With this refreshingly positive outlook, it’s hard to think of a reason not to head down to your local banc del temps and open an account. It’s easy—go to your local time bank and fill in a form detailing three or four services you can offer, for example, language classes, babysitting, odd jobs, accompanying older people, or IT skills. You will then have an interview, after which you can start using your account right away with a cheque system. If no one wants what you are offering, you can pay back the bank by helping out with community projects, or giving talks or workshops on something you know about.
So what’s the future of these enterprises? The sky really is the limit. Salut i Família are working on a project that trains public schoolteachers in the philosophy and administration of time banks, so they can operate them within their classes, allowing skilled people to come in and share knowledge with the children in workshops and talks. Another current project is working with the long-term unemployed to boost self esteem, improve CVs and motivate them. With the advent of new technology, time banks are more flexible than ever before, connecting at a national as well as international level, facilitating the growth of sophisticated online exchange systems, be it for time or for commodities like flat swapping or carpooling; Salut i Família already organises projects with Italian and Portuguese groups and there are similar associations in Britain, Germany, France, the US and Chile. “There is just so much to work on,” says Altés. Now all we need to do is find the time.

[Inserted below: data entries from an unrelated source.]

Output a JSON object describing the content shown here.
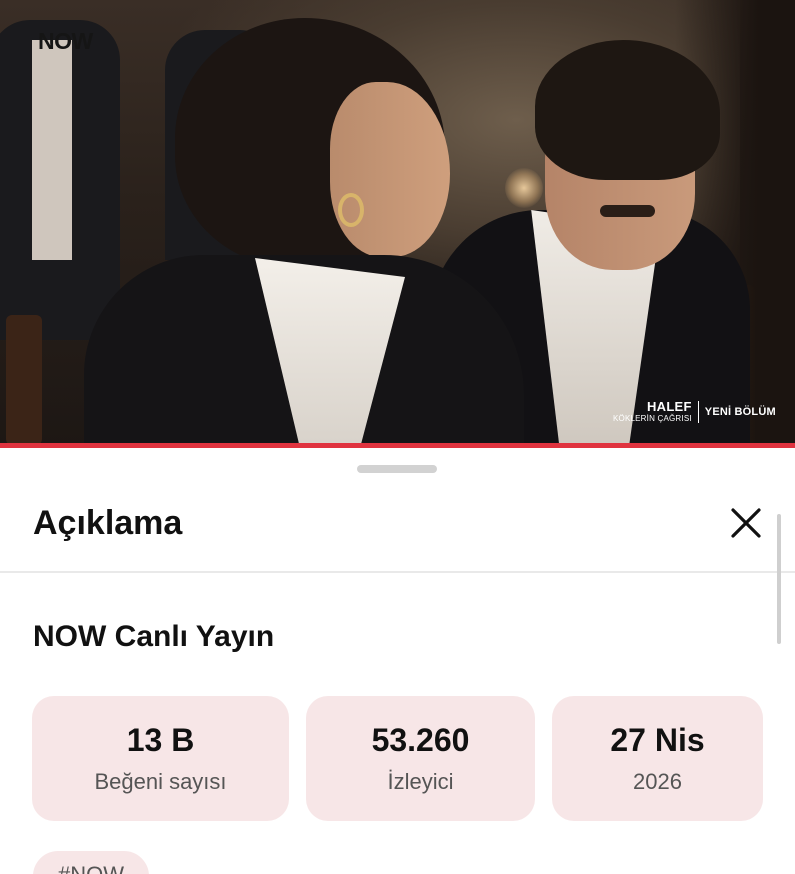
{
  "video": {
    "logo": "NOW",
    "watermark": {
      "show_title": "HALEF",
      "show_subtitle": "KÖKLERİN ÇAĞRISI",
      "badge": "YENİ BÖLÜM"
    },
    "progress_fraction": 1.0,
    "accent_color": "#e0333f"
  },
  "sheet": {
    "title": "Açıklama",
    "close_icon": "close-icon",
    "channel_name": "NOW Canlı Yayın",
    "stats": [
      {
        "value": "13 B",
        "label": "Beğeni sayısı"
      },
      {
        "value": "53.260",
        "label": "İzleyici"
      },
      {
        "value": "27 Nis",
        "label": "2026"
      }
    ],
    "tags": [
      "#NOW"
    ],
    "card_color": "#f7e6e7"
  }
}
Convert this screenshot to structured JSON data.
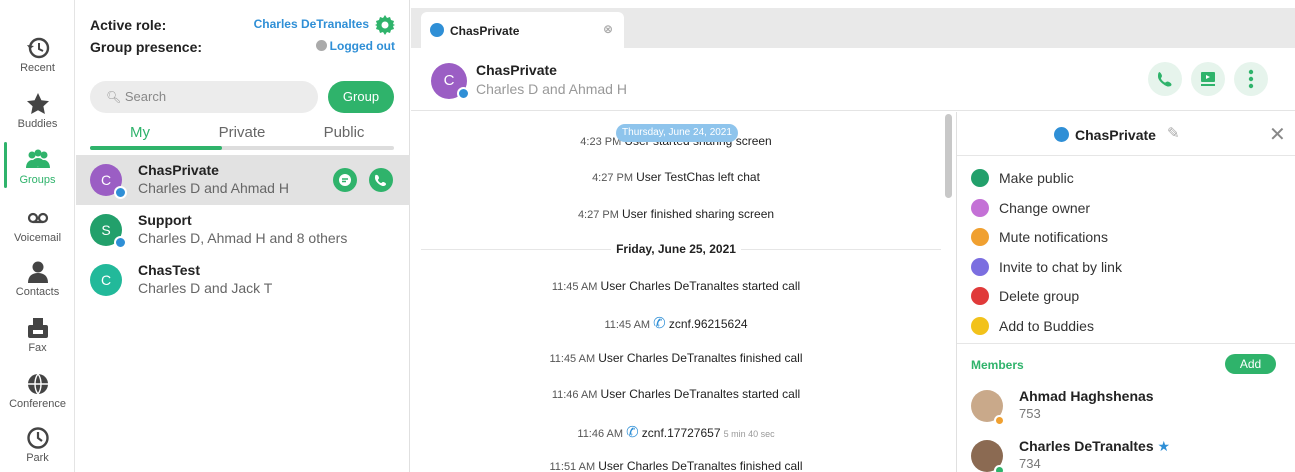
{
  "nav": {
    "items": [
      {
        "label": "Recent",
        "icon": "history-icon"
      },
      {
        "label": "Buddies",
        "icon": "star-icon"
      },
      {
        "label": "Groups",
        "icon": "group-icon"
      },
      {
        "label": "Voicemail",
        "icon": "voicemail-icon"
      },
      {
        "label": "Contacts",
        "icon": "person-icon"
      },
      {
        "label": "Fax",
        "icon": "fax-icon"
      },
      {
        "label": "Conference",
        "icon": "globe-icon"
      },
      {
        "label": "Park",
        "icon": "clock-icon"
      }
    ],
    "active": "Groups"
  },
  "groups_panel": {
    "active_role_label": "Active role:",
    "active_role_value": "Charles DeTranaltes",
    "presence_label": "Group presence:",
    "presence_value": "Logged out",
    "search_placeholder": "Search",
    "group_button": "Group",
    "tabs": [
      "My",
      "Private",
      "Public"
    ],
    "active_tab": "My",
    "list": [
      {
        "initial": "C",
        "name": "ChasPrivate",
        "members": "Charles D and Ahmad H",
        "selected": true,
        "avatar_color": "#9b5ec4",
        "locked": true
      },
      {
        "initial": "S",
        "name": "Support",
        "members": "Charles D, Ahmad H and 8 others",
        "selected": false,
        "avatar_color": "#22a06b",
        "locked": true
      },
      {
        "initial": "C",
        "name": "ChasTest",
        "members": "Charles D and Jack T",
        "selected": false,
        "avatar_color": "#22b99a",
        "locked": false
      }
    ]
  },
  "chat": {
    "tab_title": "ChasPrivate",
    "header_title": "ChasPrivate",
    "header_subtitle": "Charles D and Ahmad H",
    "header_initial": "C",
    "date_pill": "Thursday, June 24, 2021",
    "messages_day1": [
      {
        "time": "4:23 PM",
        "text": "User  started sharing screen"
      },
      {
        "time": "4:27 PM",
        "text": "User TestChas left chat"
      },
      {
        "time": "4:27 PM",
        "text": "User  finished sharing screen"
      }
    ],
    "day2_label": "Friday, June 25, 2021",
    "messages_day2": [
      {
        "time": "11:45 AM",
        "text": "User Charles DeTranaltes started call",
        "call": false,
        "duration": ""
      },
      {
        "time": "11:45 AM",
        "text": "zcnf.96215624",
        "call": true,
        "duration": ""
      },
      {
        "time": "11:45 AM",
        "text": "User Charles DeTranaltes finished call",
        "call": false,
        "duration": ""
      },
      {
        "time": "11:46 AM",
        "text": "User Charles DeTranaltes started call",
        "call": false,
        "duration": ""
      },
      {
        "time": "11:46 AM",
        "text": "zcnf.17727657",
        "call": true,
        "duration": "5 min 40 sec"
      },
      {
        "time": "11:51 AM",
        "text": "User Charles DeTranaltes finished call",
        "call": false,
        "duration": ""
      }
    ]
  },
  "details": {
    "title": "ChasPrivate",
    "actions": [
      {
        "label": "Make public",
        "color": "#22a06b",
        "icon": "lock-icon"
      },
      {
        "label": "Change owner",
        "color": "#c471d6",
        "icon": "owner-icon"
      },
      {
        "label": "Mute notifications",
        "color": "#f0a030",
        "icon": "mute-icon"
      },
      {
        "label": "Invite to chat by link",
        "color": "#7b6ee0",
        "icon": "link-icon"
      },
      {
        "label": "Delete group",
        "color": "#e03a3a",
        "icon": "trash-icon"
      },
      {
        "label": "Add to Buddies",
        "color": "#f2c21b",
        "icon": "star-icon"
      }
    ],
    "members_label": "Members",
    "add_button": "Add",
    "members": [
      {
        "name": "Ahmad Haghshenas",
        "ext": "753",
        "status_color": "#f0a030",
        "starred": false
      },
      {
        "name": "Charles DeTranaltes",
        "ext": "734",
        "status_color": "#2fb36b",
        "starred": true
      }
    ]
  },
  "colors": {
    "accent": "#2fb36b",
    "link": "#2f8fd6"
  }
}
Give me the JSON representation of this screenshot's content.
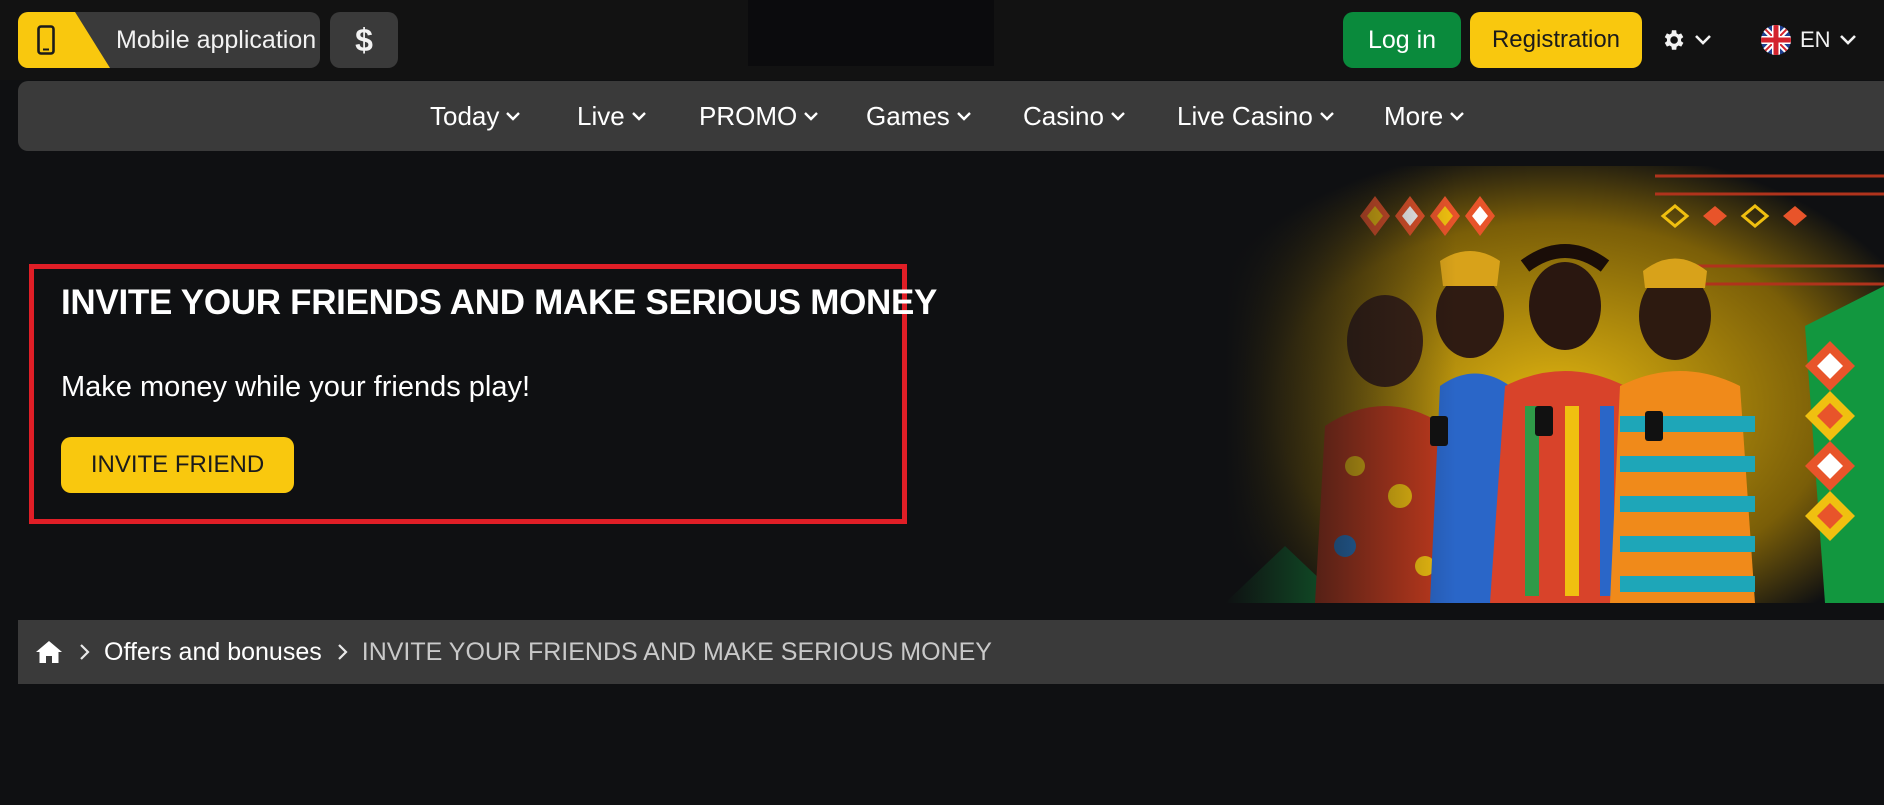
{
  "header": {
    "mobile_app_label": "Mobile application",
    "currency_symbol": "$",
    "login_label": "Log in",
    "registration_label": "Registration",
    "language_code": "EN"
  },
  "nav": {
    "items": [
      {
        "label": "Today"
      },
      {
        "label": "Live"
      },
      {
        "label": "PROMO"
      },
      {
        "label": "Games"
      },
      {
        "label": "Casino"
      },
      {
        "label": "Live Casino"
      },
      {
        "label": "More"
      }
    ]
  },
  "promo": {
    "title": "INVITE YOUR FRIENDS AND MAKE SERIOUS MONEY",
    "subtitle": "Make money while your friends play!",
    "button_label": "INVITE FRIEND"
  },
  "breadcrumb": {
    "link": "Offers and bonuses",
    "current": "INVITE YOUR FRIENDS AND MAKE SERIOUS MONEY"
  },
  "colors": {
    "accent_yellow": "#f9c80e",
    "login_green": "#0a8a3c",
    "highlight_red": "#e01e26",
    "panel_gray": "#3a3a3a",
    "background": "#0f1012"
  },
  "icons": {
    "mobile": "phone-icon",
    "settings": "gear-icon",
    "language": "uk-flag-icon",
    "dropdown": "chevron-down-icon",
    "home": "home-icon",
    "separator": "chevron-right-icon"
  }
}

Further reading and related projects
Site dedicated to all emerging alternatives to money: www.vivirsinempleo.org
The RES, Catalunya’s first official alternative currency. www.res.be/cat
Hitching/carpooling scheme: www.fesedit.cat
Barcelona freecycle—free exchange system created to help recycle goods by passing unwanted items onto people who need them: http://groups.freecycle.org/Barcelona-Freecycle/description
Bookcrossing in Spain—leave books you’ve read around for other bibliophiles to discover and enjoy: www.bookcrossing-spain.com
Couchsurfing—save on hotel bills by sleeping on a friendly stranger’s sofa or just discover new places with the help of a local: www.couchsurfing.org
BARCELONA’S CURRENT TIME BANKS, RUN BY SALUT I FAMILIA (www.bdtonline.org)
- Bon Pastor (Sant Andreu): Centre Cívic Bon Pastor, Passeig Enric Sanchís s/n, http://bonpastor.bdtonline.org
- Gràcia: Plaça del Nord 7-10, http://gracia.bdtonline.org
- Raval: Sant Pau 82, http://raval.bdtonline.org
- Barceloneta: Conreria 1-9, http://barceloneta.bdtonline.org
- Sant Martí: Gran Via 837, www.bancdeltempsdesantmarti.org
- Sarrià-Sant Gervasi: Jaume Piquet 23
- Can Baró (Horta-Guinardó): Josep Serrano 59-71
- Trinitat Vella (Sant Andreu): Centre Cívic Trinitat Vella, Foradada 36-38, http://trinitatvella.bdtonline.org
- Sagrada Familia: Espai 210, Padilla 210 baixos, http://bdtsagradafamilia.blogspot.com
Salut i Família: www.saludyfamilia.es